Last modified: 2002-12-07 by ivan sache
Keywords: european union | civil ensign | stars: 12 (yellow) | canton: belgium | canton: italy | canton: netherlands |
Links: FOTW homepage | search | disclaimer and copyright | write us | mirrors
It has became more and more common to see ships hoisting what
could be called a 'European civil ensign', made of the
European Union flag with the national flag of
one of the member countries in canton.
These 'civil ensigns' have had until now no official status and should not replace the national civil ensign.
They have been reported for Belgium, France, Germany, Greece, Italy, the Netherlands and the United Kingdom.
Ivan Sache, 17 January 2001
The European 'civil ensign' must not be used alone on any ship! It
can be used for decoration, but it is not advisable to substitute it
for the ensign.
An ensign of a ship not only shows the nationality, but also shows where the ship is insured! If an owner replaces the ensign by a European 'ensign' he will loose all insurance for his ship.
That is fact in Germany, and I think it might be elsewhere. I received that information from a ship insurance company.
Ralf Stelter (Archiv für Flaggenkunde), 7 January 2001
Belgian pleasure boats often hoist the 'European' civil ensign, made of the European Union ensign with the Belgian civil ensign in canton, with a white fimbriation.
by Ivan Sache
There is a variation, the ring of stars being sometimes centered on the whole field, and sometimes centered on the main field (excluding the canton), with a different aesthetical result.

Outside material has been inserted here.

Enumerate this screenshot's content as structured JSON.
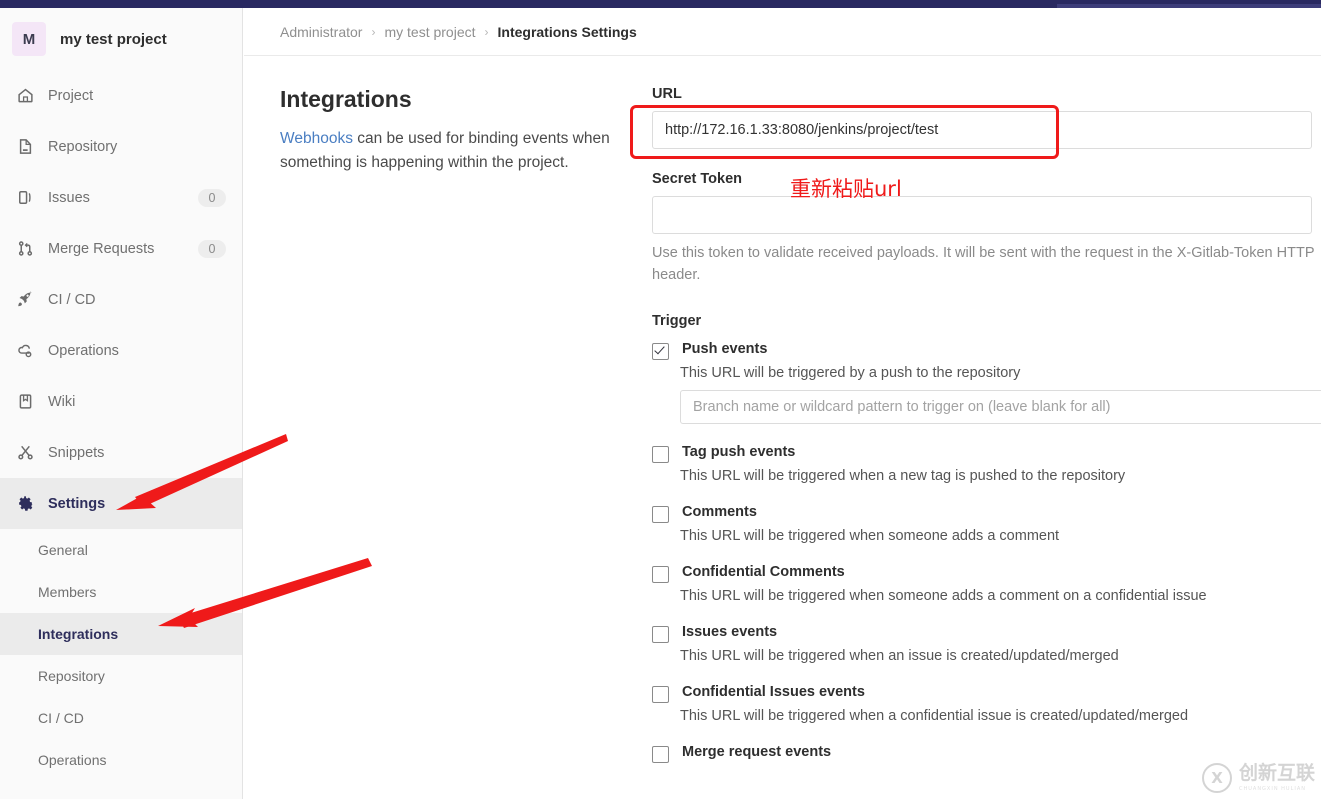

by Ivan Sache
Ivan Sache, 29 July 1999
by António Martins
by Jarig Bakker & António Martins